You’re underground. You’re sitting in a comfy, tawny sofa chair, doing homework, maybe reading Dostoevsky in your funny but misinformed attempt at being self-referential — a student in Yale’s basement leafing through the existentialist musings of the Underground Man. Books, glass, open spaces and torturous isolation booths surround you. Silence reigns. All is well. Suddenly —
“BEEP! BEEP! BEEP! BEEP!”
“Ah, what is that ungodly sound? This is a library! What is going on?”
The Bass ATM is the name of the enemy. The damned automated teller machine is at it again. But you realize it is not the machine’s fault. It’s that dreaded student who needs to take out money just for the sake for having the money. Bass is not the place for you to procure petty cash for everyday use, or some extra bills for the night-out you’re planning on having two days from now.
The beeping is gradual, punctuated by short periods of sonic relief. Still, the schlep using the ATM needs to type in amounts and make decisions via a tactile screen. Every press translates into a short, electronic high-pitched sound. This will be the closest you’ll ever come to Chinese water torture for the ears.
You cannot concentrate. You desperately wait for the nightmare of noises to stop. You shuffle around in your chair; you check your messages. You innocently creep on other people studying, wondering if there’s something wrong with you for getting increasingly irritated by the maddening symphony of bleeps while they sit there unfazed. No, there is nothing wrong with you. You want it to stop.
The beeping gets faster. The sluggish dullard making the transaction has yet to take the spewed dollar bills and his debit card; he’s too busy checking his iPhone to tweet about how strange and moronic it is to have an ATM in a library. The beeping keeps pulsating in your eardrums, like an auditory heart attack or some other sort of horrible aural medical novelty. This is not what you bargained for.
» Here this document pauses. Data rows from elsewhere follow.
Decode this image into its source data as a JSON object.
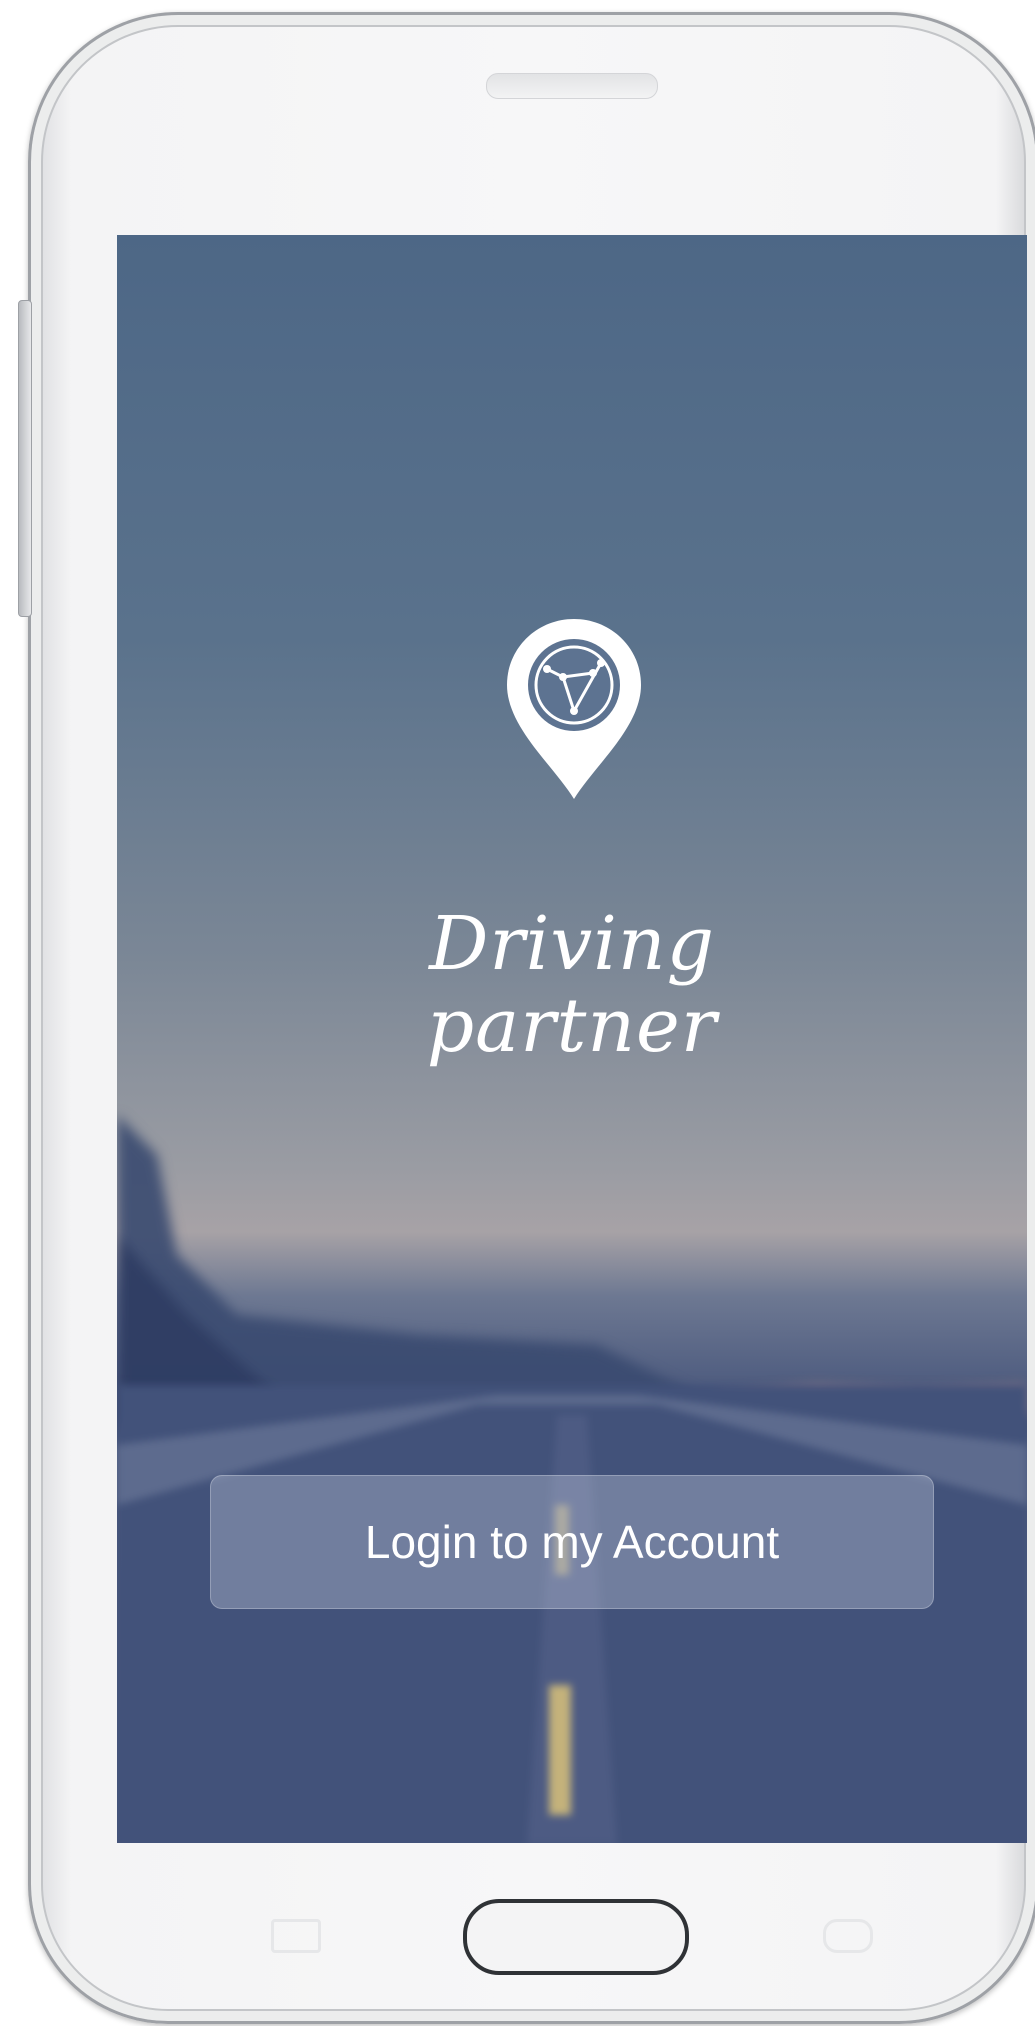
{
  "app": {
    "title_line1": "Driving",
    "title_line2": "partner",
    "login_label": "Login to my Account",
    "logo_icon": "map-pin-icon"
  },
  "device": {
    "home_button": "home-button",
    "menu_key": "menu-key-icon",
    "back_key": "back-key-icon"
  },
  "colors": {
    "sky_top": "#4d6786",
    "sky_horizon": "#a7a2a6",
    "road": "#45557a",
    "text": "#ffffff"
  }
}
Subterranean seclusion should be a backlash of academic pursuit, not a despicable acoustic Ludovico technique.
Alas, you just can’t take it anymore. This is when you leave.